Rob, there is a typo in your comment. The JTC 1 directive on post BRM activities is 13.12, not 13.2.
Rob, isn’t the disregard for the post-BRM directive you mentioned a good reason for an appeal, since obviously the proper procedure hasn’t been followed. Only have to find a NB that would appeal…
Actually IE supports gestandaardiseerde versies van HTML, ASCII, JPEG (ISO 15444), PNG, XML, TIFF, en nog een paar honderd RFC’s.
>That 30 day period expired last Saturday,and we still have not seen the final text. I don’t know if this is being held up because of the appeals being lodged, or what.
Are there any support at all in directives or instructions of the organization handling the text for allowing the appeals to matter to the 30 day deadline?
From my understanding the 30 day deadline is a hard limit counted from the BRM. All NBs with dignity should be sending appeals requiring that IS29500 must be withdrawn as standard since it has failed to be handled within the fast track.
It seems to me like ISO forgot the situation that OOXML could be too flawed so that the BRM instructions could not be applied within a month.
What the secretary thinks about how useful it would be with OOXML as IS29500 does not matter. They might manipulate things by cherry picking options from the directives during the BRM vote, but there is no way they can do the same trick when 13.12 explictly demand the final text to be available within 30 days.
David Farning says
I think that it is fair to say that we will soon see silverlight being pushed through as open internet XML.
Dark Phoenix (Nixa) says
Well, Microsoft is already pushing Silverlight through Windows Update (using the same technique as with Internet Explorer and Windows Media Player), so it wouldn’t surprise me. But indeed, XPS is next in the queue.
This clearly shows what happens when you let a fraudster into a deal that is more based on trust than well written contracts. The ISO process was mainly technical, with rules aiming at standardising the process and guiding it rather than containing the sort of blatant abuse Microsoft has developed a well earned reputation for.
The resulting damage is immense, but I for one expect this to have a rather strong tail end. The EU monopoly commission has been suspiciously quiet which suggests they’re busy. If they convict a company for not disclosing interoperability standards, what will they make of a company destroying the standards process to gain full control?
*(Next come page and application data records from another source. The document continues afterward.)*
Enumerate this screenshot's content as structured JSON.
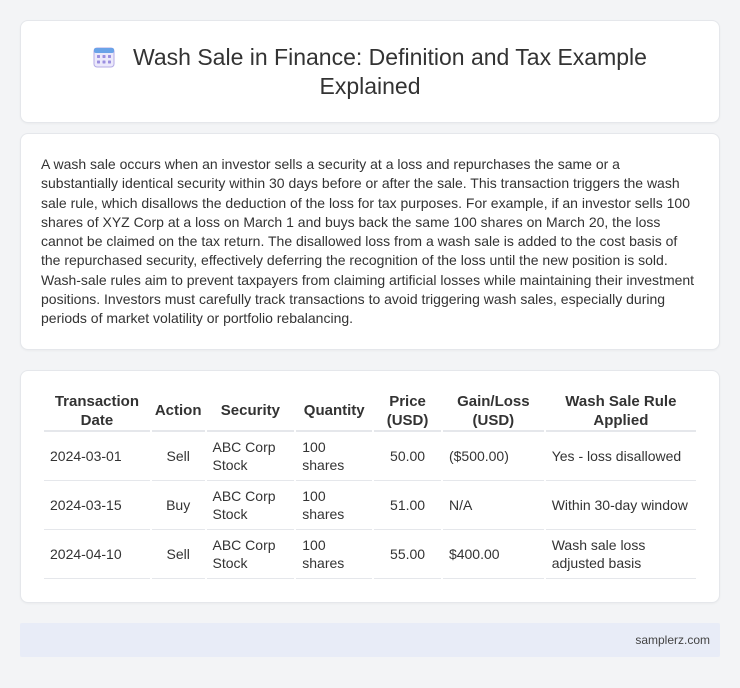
{
  "header": {
    "icon": "calendar-icon",
    "title": "Wash Sale in Finance: Definition and Tax Example Explained"
  },
  "article": {
    "paragraph": "A wash sale occurs when an investor sells a security at a loss and repurchases the same or a substantially identical security within 30 days before or after the sale. This transaction triggers the wash sale rule, which disallows the deduction of the loss for tax purposes. For example, if an investor sells 100 shares of XYZ Corp at a loss on March 1 and buys back the same 100 shares on March 20, the loss cannot be claimed on the tax return. The disallowed loss from a wash sale is added to the cost basis of the repurchased security, effectively deferring the recognition of the loss until the new position is sold. Wash-sale rules aim to prevent taxpayers from claiming artificial losses while maintaining their investment positions. Investors must carefully track transactions to avoid triggering wash sales, especially during periods of market volatility or portfolio rebalancing."
  },
  "table": {
    "headers": [
      "Transaction Date",
      "Action",
      "Security",
      "Quantity",
      "Price (USD)",
      "Gain/Loss (USD)",
      "Wash Sale Rule Applied"
    ],
    "rows": [
      [
        "2024-03-01",
        "Sell",
        "ABC Corp Stock",
        "100 shares",
        "50.00",
        "($500.00)",
        "Yes - loss disallowed"
      ],
      [
        "2024-03-15",
        "Buy",
        "ABC Corp Stock",
        "100 shares",
        "51.00",
        "N/A",
        "Within 30-day window"
      ],
      [
        "2024-04-10",
        "Sell",
        "ABC Corp Stock",
        "100 shares",
        "55.00",
        "$400.00",
        "Wash sale loss adjusted basis"
      ]
    ]
  },
  "footer": {
    "site": "samplerz.com"
  },
  "colors": {
    "background": "#f3f4f6",
    "card": "#ffffff",
    "footer_bg": "#e8ecf7",
    "icon_accent": "#8b7fd4"
  }
}
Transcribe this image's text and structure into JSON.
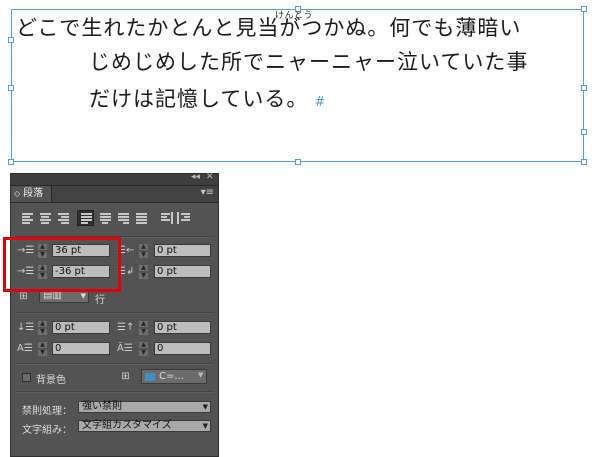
{
  "text_frame": {
    "ruby": "けんとう",
    "lines": [
      "どこで生れたかとんと見当がつかぬ。何でも薄暗い",
      "じめじめした所でニャーニャー泣いていた事",
      "だけは記憶している。"
    ],
    "paragraph_mark": "#"
  },
  "panel": {
    "collapse_glyph": "◂◂",
    "close_glyph": "✕",
    "tab_label": "段落",
    "menu_glyph": "▾≡",
    "alignment_buttons": [
      "left",
      "center",
      "right",
      "justify-left",
      "justify-center",
      "justify-right",
      "justify-all",
      "towards-spine",
      "away-from-spine"
    ],
    "selected_alignment": "justify-left",
    "left_indent": "36 pt",
    "first_line_indent": "-36 pt",
    "right_indent": "0 pt",
    "last_line_right_indent": "0 pt",
    "grid_unit_label": "行",
    "space_before": "0 pt",
    "space_after": "0 pt",
    "drop_cap_lines": "0",
    "drop_cap_chars": "0",
    "shading_label": "背景色",
    "shading_color_label": "C=...",
    "shading_color": "#3f8fc6",
    "kinsoku_label": "禁則処理：",
    "kinsoku_value": "強い禁則",
    "mojikumi_label": "文字組み：",
    "mojikumi_value": "文字組カスタマイズ"
  },
  "colors": {
    "frame": "#5b9bd5",
    "highlight": "#e0000b",
    "panel_bg": "#535353"
  }
}
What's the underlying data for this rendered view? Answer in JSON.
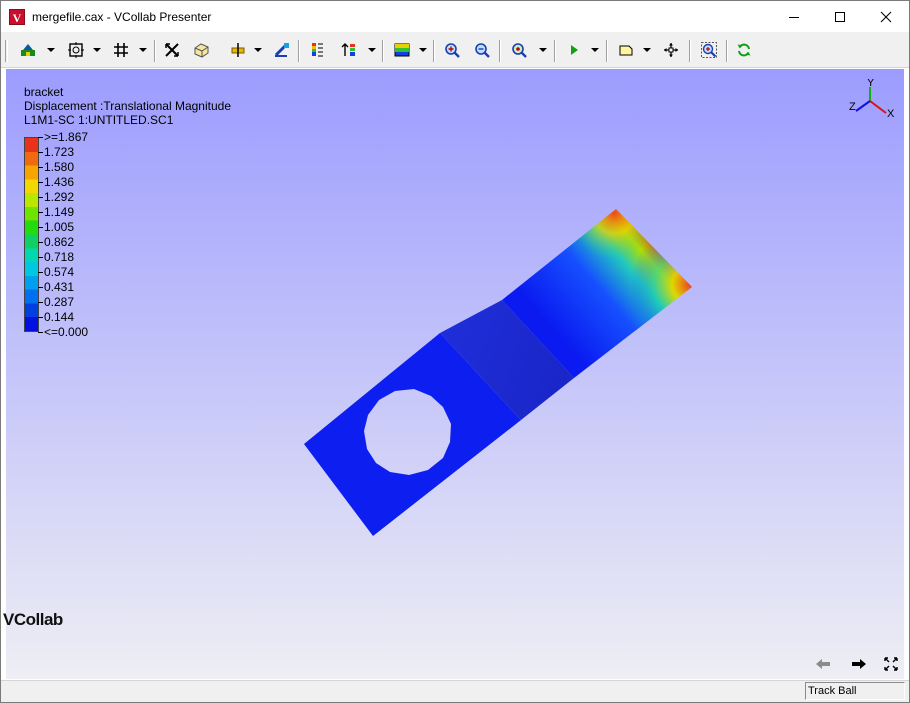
{
  "window": {
    "title": "mergefile.cax - VCollab Presenter",
    "app_icon_letter": "V"
  },
  "toolbar": {
    "buttons": [
      "display-mode-icon",
      "fit-view-icon",
      "grid-icon",
      "explode-icon",
      "box-view-icon",
      "transform-icon",
      "probe-icon",
      "legend-icon",
      "sort-icon",
      "contour-icon",
      "zoom-in-icon",
      "zoom-out-icon",
      "zoom-box-icon",
      "play-icon",
      "note-icon",
      "pan-icon",
      "zoom-fit-icon",
      "refresh-icon"
    ]
  },
  "viewport": {
    "model_name": "bracket",
    "result_name": "Displacement :Translational Magnitude",
    "case_name": "L1M1-SC 1:UNTITLED.SC1",
    "background_top": "#9c9cff",
    "background_bottom": "#eeeef4"
  },
  "legend": {
    "labels": [
      ">=1.867",
      "1.723",
      "1.580",
      "1.436",
      "1.292",
      "1.149",
      "1.005",
      "0.862",
      "0.718",
      "0.574",
      "0.431",
      "0.287",
      "0.144",
      "<=0.000"
    ],
    "colors": [
      "#e8321a",
      "#f06a10",
      "#f7a300",
      "#f2d800",
      "#b9e800",
      "#6fe400",
      "#22dc10",
      "#10d064",
      "#00d8b0",
      "#00c8e0",
      "#00a0f0",
      "#0070f0",
      "#0040e0",
      "#0010e0"
    ]
  },
  "triad": {
    "x_label": "X",
    "y_label": "Y",
    "z_label": "Z"
  },
  "nav": {
    "back_icon": "arrow-left-icon",
    "forward_icon": "arrow-right-icon",
    "fullscreen_icon": "fullscreen-icon"
  },
  "brand": {
    "logo_text": "VCollab"
  },
  "status": {
    "mode": "Track Ball"
  }
}
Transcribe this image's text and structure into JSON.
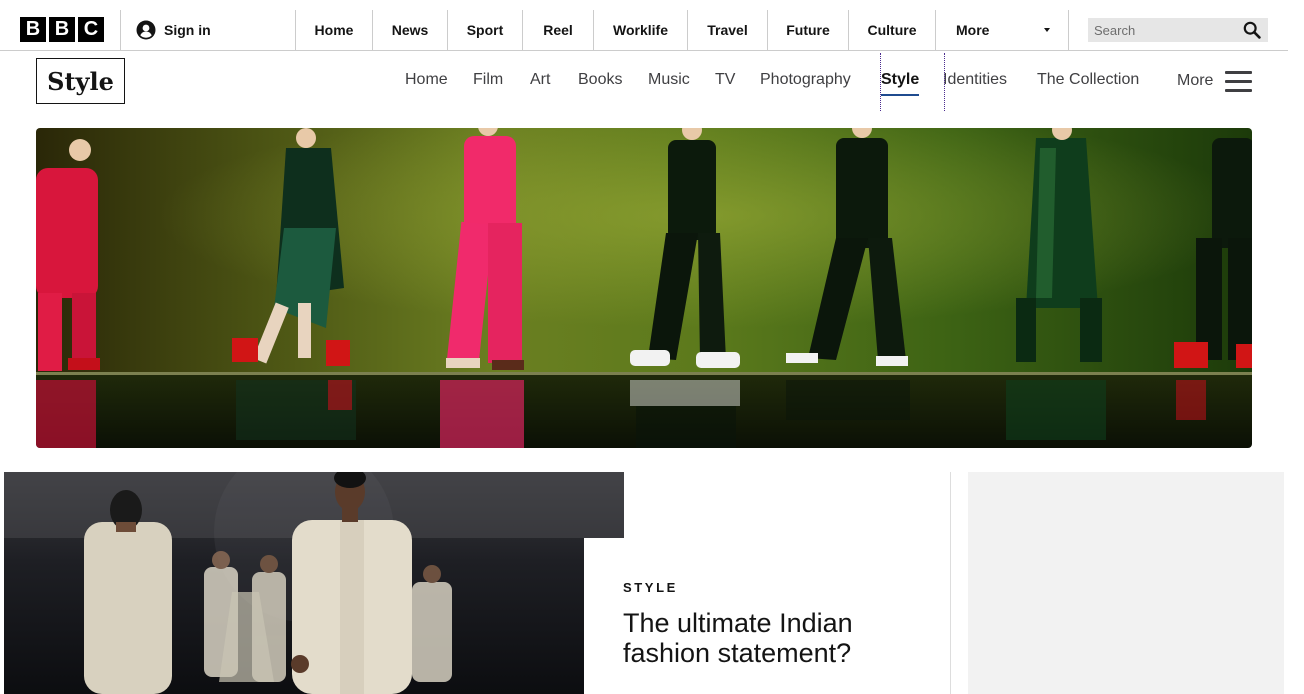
{
  "brand": {
    "letters": [
      "B",
      "B",
      "C"
    ]
  },
  "account": {
    "sign_in_label": "Sign in",
    "icon": "user-icon"
  },
  "top_nav": {
    "items": [
      "Home",
      "News",
      "Sport",
      "Reel",
      "Worklife",
      "Travel",
      "Future",
      "Culture"
    ],
    "more_label": "More"
  },
  "search": {
    "placeholder": "Search",
    "icon": "search-icon"
  },
  "section": {
    "name": "Style",
    "nav_items": [
      "Home",
      "Film",
      "Art",
      "Books",
      "Music",
      "TV",
      "Photography",
      "Style",
      "Identities",
      "The Collection"
    ],
    "active_item": "Style",
    "more_label": "More",
    "menu_icon": "hamburger-icon",
    "accent_color": "#1f4b8f"
  },
  "feature": {
    "tag": "STYLE",
    "headline": "The ultimate Indian fashion statement?"
  },
  "colors": {
    "text": "#141414",
    "border": "#cccccc",
    "search_bg": "#e6e6e6",
    "ad_bg": "#f2f2f2"
  }
}
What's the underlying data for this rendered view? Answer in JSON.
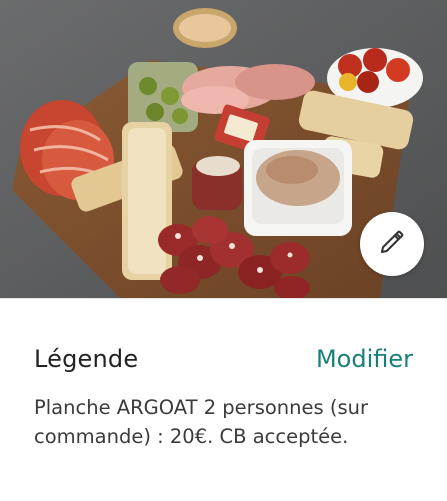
{
  "photo": {
    "subject": "charcuterie-board-photo"
  },
  "edit_button": {
    "icon": "pencil-icon"
  },
  "caption": {
    "title": "Légende",
    "action_label": "Modifier",
    "text": "Planche ARGOAT 2 personnes (sur commande) : 20€. CB acceptée."
  },
  "colors": {
    "accent": "#1a7f79",
    "title_text": "#222222",
    "body_text": "#3b3b3b"
  }
}
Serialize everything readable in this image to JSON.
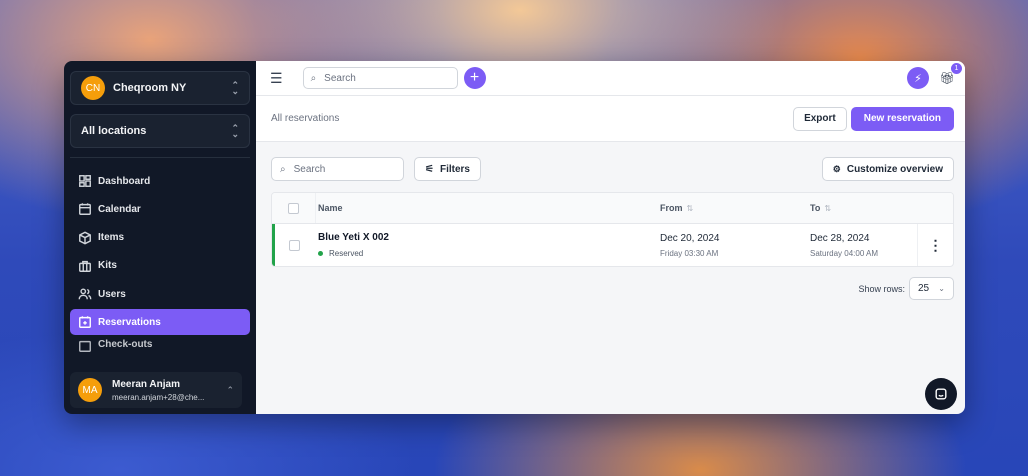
{
  "sidebar": {
    "workspace": {
      "initials": "CN",
      "name": "Cheqroom NY"
    },
    "location": {
      "label": "All locations"
    },
    "items": [
      {
        "label": "Dashboard",
        "icon": "dashboard-icon"
      },
      {
        "label": "Calendar",
        "icon": "calendar-icon"
      },
      {
        "label": "Items",
        "icon": "box-icon"
      },
      {
        "label": "Kits",
        "icon": "kit-icon"
      },
      {
        "label": "Users",
        "icon": "users-icon"
      },
      {
        "label": "Reservations",
        "icon": "reservation-icon",
        "active": true
      },
      {
        "label": "Check-outs",
        "icon": "checkout-icon"
      }
    ],
    "user": {
      "initials": "MA",
      "name": "Meeran Anjam",
      "email": "meeran.anjam+28@che..."
    }
  },
  "topbar": {
    "search_placeholder": "Search",
    "notification_count": "1"
  },
  "header": {
    "title": "All reservations",
    "export_label": "Export",
    "new_label": "New reservation"
  },
  "toolbar": {
    "search_placeholder": "Search",
    "filters_label": "Filters",
    "customize_label": "Customize overview"
  },
  "table": {
    "columns": {
      "name": "Name",
      "from": "From",
      "to": "To"
    },
    "rows": [
      {
        "name": "Blue Yeti X 002",
        "status": "Reserved",
        "from_date": "Dec 20, 2024",
        "from_time": "Friday 03:30 AM",
        "to_date": "Dec 28, 2024",
        "to_time": "Saturday 04:00 AM"
      }
    ]
  },
  "pager": {
    "label": "Show rows:",
    "value": "25"
  },
  "colors": {
    "accent": "#7c5cf5",
    "sidebar_bg": "#111827",
    "status_green": "#22a34a"
  }
}
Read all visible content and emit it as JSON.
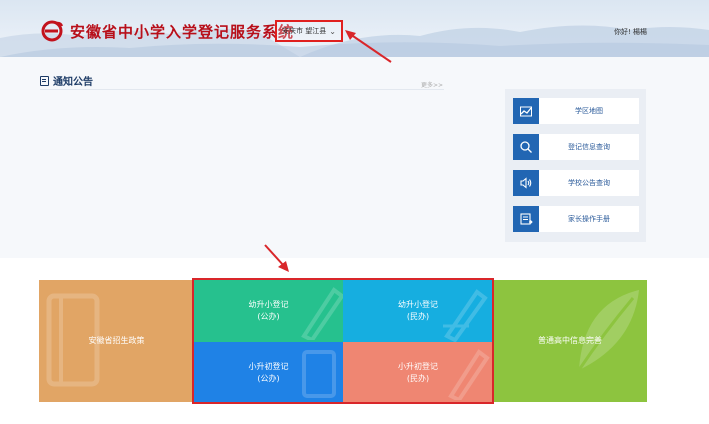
{
  "header": {
    "title": "安徽省中小学入学登记服务系统",
    "location_select": "安庆市 望江县",
    "greeting": "你好! 楊楊"
  },
  "notice": {
    "title": "通知公告",
    "more_link": "更多>>"
  },
  "quick_links": [
    {
      "label": "学区地图",
      "icon": "map-icon"
    },
    {
      "label": "登记信息查询",
      "icon": "search-icon"
    },
    {
      "label": "学校公告查询",
      "icon": "speaker-icon"
    },
    {
      "label": "家长操作手册",
      "icon": "manual-icon"
    }
  ],
  "tiles": {
    "policy": "安徽省招生政策",
    "kinder_public": "幼升小登记\n(公办)",
    "kinder_private": "幼升小登记\n(民办)",
    "primary_public": "小升初登记\n(公办)",
    "primary_private": "小升初登记\n(民办)",
    "high_school": "普通高中信息完善"
  },
  "colors": {
    "brand_red": "#b80f1a",
    "highlight_red": "#d9262a",
    "quick_icon_blue": "#2266b3",
    "policy_tile": "#e1a565",
    "kinder_public_tile": "#26c18e",
    "kinder_private_tile": "#16aee0",
    "primary_public_tile": "#1f82e6",
    "primary_private_tile": "#ef8672",
    "high_school_tile": "#8dc43f"
  }
}
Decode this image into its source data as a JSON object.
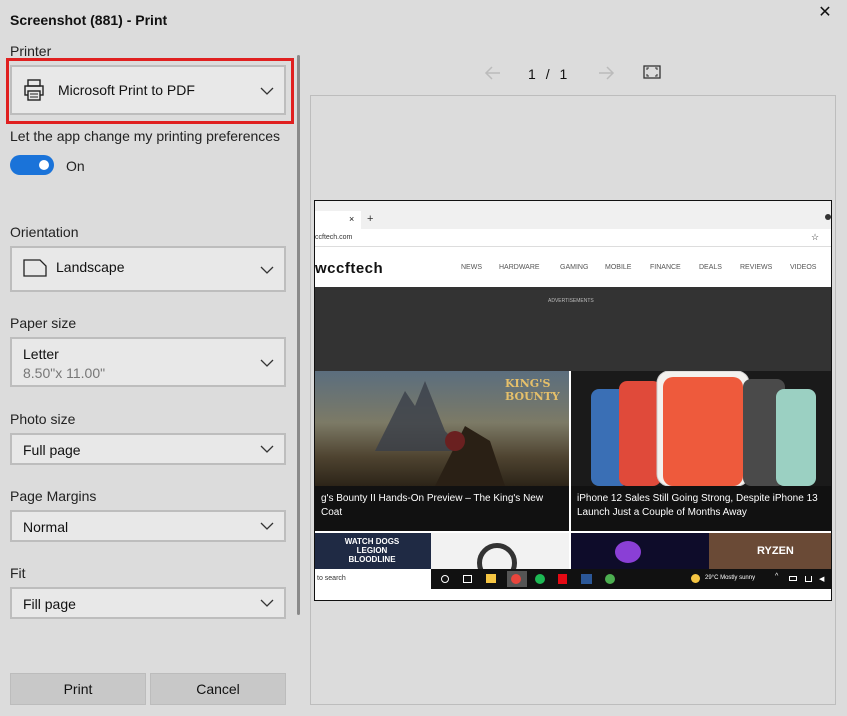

Worse for MS is that they already HAVE a conviction, and this event will suggest that a different approach is required to bring the company back to acceptable behaviour (IMHO impossible, a collaborative stance does not agree with Ballmers’ MO). This could get very, very ugly for Microsoft.
And deservedly so.
Matthew Holloway says
@nate, here’s a blog post I wrote about not having a final text for review…
Jesper Lund Stocholm says
XPS is being dealt with by ECMA TC46 and a good guess will be that it will be submitted to SC34 in FT-mode.
However -TC46 has established liaison-agreements with quite a large number of committees.
TC46 has formal liaisons with the following standards bodies:
ISO/IEC JTC1/SC 28: Office equipment
ISO/IEC JTC 1/SC 29: Coding of audio, picture, multimedia and hypermedia information
ISO/IEC JTC 1/SC 34: Document Description and Processing Languages
ISO TC 130 WG2: Graphic technology – Prepress data exchange
ISO TC 171 : Document management applications
Ecma TC45: Office Open XML Formats
International Color Consortium
It doesn’t seem that they have actually produced anything yet – at least I cannot locate any available drafts of the future spec.
Whoa, Rob, not so fast!
Who said OOXML is a standard just yet?
See Norway’s protest: